Work to be completed:
Your answer should hold each line of the material that contains the word "UserForm".
○ ○ ○ ○
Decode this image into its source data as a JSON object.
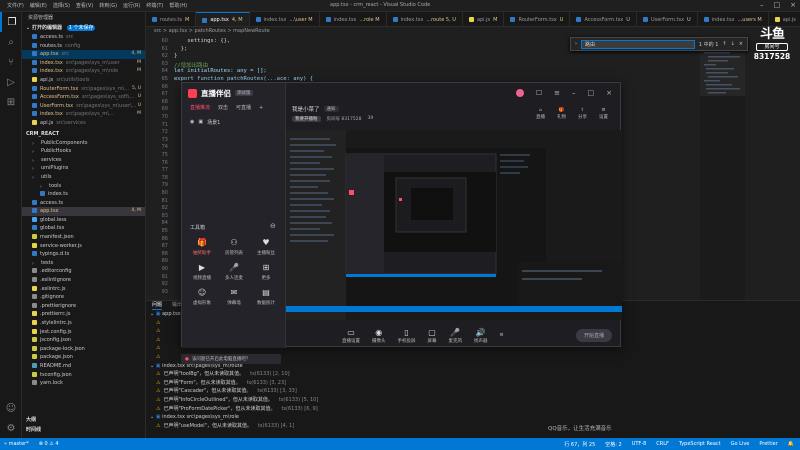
{
  "window": {
    "title": "app.tsx - crm_react - Visual Studio Code",
    "menu": [
      "文件(F)",
      "编辑(E)",
      "选择(S)",
      "查看(V)",
      "转到(G)",
      "运行(R)",
      "终端(T)",
      "帮助(H)"
    ]
  },
  "sidebar": {
    "header": "资源管理器",
    "open_editors_title": "打开的编辑器",
    "open_editors_badge": "1 个未保存",
    "open_editors": [
      {
        "label": "access.ts",
        "path": "src",
        "badge": ""
      },
      {
        "label": "routes.ts",
        "path": "config",
        "badge": ""
      },
      {
        "label": "app.tsx",
        "path": "src",
        "badge": "4, M"
      },
      {
        "label": "index.tsx",
        "path": "src\\pages\\sys_m\\user",
        "badge": "M"
      },
      {
        "label": "index.tsx",
        "path": "src\\pages\\sys_m\\role",
        "badge": "M"
      },
      {
        "label": "api.js",
        "path": "src\\utils\\tools",
        "badge": ""
      },
      {
        "label": "RouterForm.tsx",
        "path": "src\\pages\\sys_m\\...",
        "badge": "5, U"
      },
      {
        "label": "AccessForm.tsx",
        "path": "src\\pages\\sys_soft\\...",
        "badge": "U"
      },
      {
        "label": "UserForm.tsx",
        "path": "src\\pages\\sys_m\\user\\...",
        "badge": "U"
      },
      {
        "label": "index.tsx",
        "path": "src\\pages\\sys_m\\...",
        "badge": "M"
      },
      {
        "label": "api.js",
        "path": "src\\services",
        "badge": ""
      }
    ],
    "project_title": "CRM_REACT",
    "tree": [
      {
        "label": "PublicComponents",
        "type": "folder"
      },
      {
        "label": "PublicHooks",
        "type": "folder"
      },
      {
        "label": "services",
        "type": "folder"
      },
      {
        "label": "umiPlugins",
        "type": "folder"
      },
      {
        "label": "utils",
        "type": "folder"
      },
      {
        "label": "tools",
        "type": "folder"
      },
      {
        "label": "index.ts",
        "type": "ts"
      },
      {
        "label": "access.ts",
        "type": "ts"
      },
      {
        "label": "app.tsx",
        "type": "tsx",
        "badge": "4, M"
      },
      {
        "label": "global.less",
        "type": "css"
      },
      {
        "label": "global.tsx",
        "type": "tsx"
      },
      {
        "label": "manifest.json",
        "type": "json"
      },
      {
        "label": "service-worker.js",
        "type": "js"
      },
      {
        "label": "typings.d.ts",
        "type": "ts"
      },
      {
        "label": "tests",
        "type": "folder"
      },
      {
        "label": ".editorconfig",
        "type": "cfg"
      },
      {
        "label": ".eslintignore",
        "type": "cfg"
      },
      {
        "label": ".eslintrc.js",
        "type": "js"
      },
      {
        "label": ".gitignore",
        "type": "cfg"
      },
      {
        "label": ".prettierignore",
        "type": "cfg"
      },
      {
        "label": ".prettierrc.js",
        "type": "js"
      },
      {
        "label": ".stylelintrc.js",
        "type": "js"
      },
      {
        "label": "jest.config.js",
        "type": "js"
      },
      {
        "label": "jsconfig.json",
        "type": "json"
      },
      {
        "label": "package-lock.json",
        "type": "json"
      },
      {
        "label": "package.json",
        "type": "json"
      },
      {
        "label": "README.md",
        "type": "md"
      },
      {
        "label": "tsconfig.json",
        "type": "json"
      },
      {
        "label": "yarn.lock",
        "type": "lock"
      }
    ],
    "outline": "大纲",
    "timeline": "时间线"
  },
  "tabs": [
    {
      "label": "routes.ts",
      "mod": "M"
    },
    {
      "label": "app.tsx",
      "mod": "4, M"
    },
    {
      "label": "index.tsx",
      "mod": "...\\user M"
    },
    {
      "label": "index.tsx",
      "mod": "...role M"
    },
    {
      "label": "index.tsx",
      "mod": "...route 5, U"
    },
    {
      "label": "api.js",
      "mod": "M"
    },
    {
      "label": "RouterForm.tsx",
      "mod": "U"
    },
    {
      "label": "AccessForm.tsx",
      "mod": "U"
    },
    {
      "label": "UserForm.tsx",
      "mod": "U"
    },
    {
      "label": "index.tsx",
      "mod": "...users M"
    },
    {
      "label": "api.js",
      "mod": ""
    }
  ],
  "breadcrumb": "src > app.tsx > patchRoutes > mapNewRoute",
  "editor": {
    "lines": [
      {
        "n": "60",
        "text": "    settings: {},"
      },
      {
        "n": "61",
        "text": "  };"
      },
      {
        "n": "62",
        "text": "}"
      },
      {
        "n": "63",
        "text": "//增加出路由"
      },
      {
        "n": "64",
        "text": "let initialRoutes: any = [];"
      },
      {
        "n": "65",
        "text": "export function patchRoutes(...ace: any) {"
      },
      {
        "n": "66",
        "text": ""
      },
      {
        "n": "67",
        "text": ""
      },
      {
        "n": "68",
        "text": ""
      },
      {
        "n": "69",
        "text": ""
      },
      {
        "n": "70",
        "text": ""
      },
      {
        "n": "71",
        "text": ""
      },
      {
        "n": "72",
        "text": ""
      },
      {
        "n": "73",
        "text": ""
      },
      {
        "n": "74",
        "text": ""
      },
      {
        "n": "75",
        "text": ""
      },
      {
        "n": "76",
        "text": ""
      },
      {
        "n": "77",
        "text": ""
      },
      {
        "n": "78",
        "text": ""
      },
      {
        "n": "79",
        "text": ""
      },
      {
        "n": "80",
        "text": ""
      },
      {
        "n": "81",
        "text": ""
      },
      {
        "n": "82",
        "text": ""
      },
      {
        "n": "83",
        "text": ""
      },
      {
        "n": "84",
        "text": ""
      },
      {
        "n": "85",
        "text": ""
      },
      {
        "n": "86",
        "text": ""
      },
      {
        "n": "87",
        "text": ""
      },
      {
        "n": "88",
        "text": ""
      },
      {
        "n": "89",
        "text": ""
      },
      {
        "n": "90",
        "text": ""
      },
      {
        "n": "91",
        "text": ""
      },
      {
        "n": "92",
        "text": ""
      },
      {
        "n": "93",
        "text": ""
      }
    ],
    "find": {
      "value": "路由",
      "result": "1 中的 1"
    }
  },
  "panel": {
    "tabs": [
      "问题",
      "输出",
      "调试控制台",
      "终端"
    ],
    "active_tab": "问题",
    "rows": [
      {
        "icon": "folder",
        "text": "app.tsx  src",
        "loc": ""
      },
      {
        "icon": "warn",
        "text": "",
        "loc": ""
      },
      {
        "icon": "warn",
        "text": "",
        "loc": ""
      },
      {
        "icon": "warn",
        "text": "",
        "loc": ""
      },
      {
        "icon": "warn",
        "text": "",
        "loc": ""
      },
      {
        "icon": "warn",
        "text": "",
        "loc": ""
      },
      {
        "icon": "folder",
        "text": "index.tsx  src\\pages\\sys_m\\route",
        "loc": ""
      },
      {
        "icon": "warn",
        "text": "已声明\"toolBg\"，但从未读取其值。",
        "loc": "ts(6133) [2, 10]"
      },
      {
        "icon": "warn",
        "text": "已声明\"Form\"，但从未读取其值。",
        "loc": "ts(6133) [3, 23]"
      },
      {
        "icon": "warn",
        "text": "已声明\"Cascader\"，但从未读取其值。",
        "loc": "ts(6133) [3, 33]"
      },
      {
        "icon": "warn",
        "text": "已声明\"InfoCircleOutlined\"，但从未读取其值。",
        "loc": "ts(6133) [5, 10]"
      },
      {
        "icon": "warn",
        "text": "已声明\"ProFormDatePicker\"，但从未读取其值。",
        "loc": "ts(6133) [6, 9]"
      },
      {
        "icon": "folder",
        "text": "index.tsx  src\\pages\\sys_m\\role",
        "loc": ""
      },
      {
        "icon": "warn",
        "text": "已声明\"useModel\"，但从未读取其值。",
        "loc": "ts(6133) [4, 1]"
      }
    ]
  },
  "statusbar": {
    "branch": "master*",
    "errors": "0",
    "warnings": "4",
    "position": "行 67，列 25",
    "spaces": "空格: 2",
    "encoding": "UTF-8",
    "eol": "CRLF",
    "lang": "TypeScript React",
    "golive": "Go Live",
    "prettier": "Prettier"
  },
  "watermark": {
    "logo": "斗鱼",
    "sub": "房间号",
    "room": "8317528"
  },
  "qq_text": "QQ音乐，让生活充满音乐",
  "live": {
    "brand": "直播伴侣",
    "version": "测试版",
    "left_tabs": [
      "直播推流",
      "双击",
      "可直播"
    ],
    "scene_label": "场景1",
    "tools_title": "工具箱",
    "tools": [
      {
        "label": "抽奖助手",
        "icon": "gift-icon",
        "hot": true
      },
      {
        "label": "房管列表",
        "icon": "users-icon",
        "hot": false
      },
      {
        "label": "主播粉丝",
        "icon": "heart-icon",
        "hot": false
      },
      {
        "label": "视频直播",
        "icon": "video-icon",
        "hot": false
      },
      {
        "label": "多人连麦",
        "icon": "mic-icon",
        "hot": false
      },
      {
        "label": "更多",
        "icon": "grid-icon",
        "hot": false
      },
      {
        "label": "虚拟形象",
        "icon": "avatar-icon",
        "hot": false
      },
      {
        "label": "弹幕墙",
        "icon": "chat-icon",
        "hot": false
      },
      {
        "label": "数据统计",
        "icon": "chart-icon",
        "hot": false
      }
    ],
    "stream_title": "我是小菜了",
    "stream_tag": "通知",
    "stream_sub_tag": "我要开播啦",
    "stream_room": "房间号 8317528",
    "stream_count": "39",
    "top_icons": [
      "头像",
      "设置",
      "最小化",
      "最大化",
      "关闭"
    ],
    "stream_icons": [
      {
        "label": "直播",
        "icon": "home-icon"
      },
      {
        "label": "礼物",
        "icon": "gift-icon"
      },
      {
        "label": "分享",
        "icon": "share-icon"
      },
      {
        "label": "设置",
        "icon": "gear-icon"
      }
    ],
    "bottom_controls": [
      {
        "label": "直播设置",
        "icon": "monitor-icon"
      },
      {
        "label": "摄像头",
        "icon": "camera-icon"
      },
      {
        "label": "手机投屏",
        "icon": "phone-icon"
      },
      {
        "label": "屏幕",
        "icon": "screen-icon"
      },
      {
        "label": "麦克风",
        "icon": "mic-icon",
        "active": true
      },
      {
        "label": "扬声器",
        "icon": "speaker-icon"
      }
    ],
    "start_button": "开始直播",
    "banner": "该问题已开启此电脑直播吧？"
  }
}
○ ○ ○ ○
Completed exercise:
        "label": "UserForm.tsx",
      "label": "UserForm.tsx",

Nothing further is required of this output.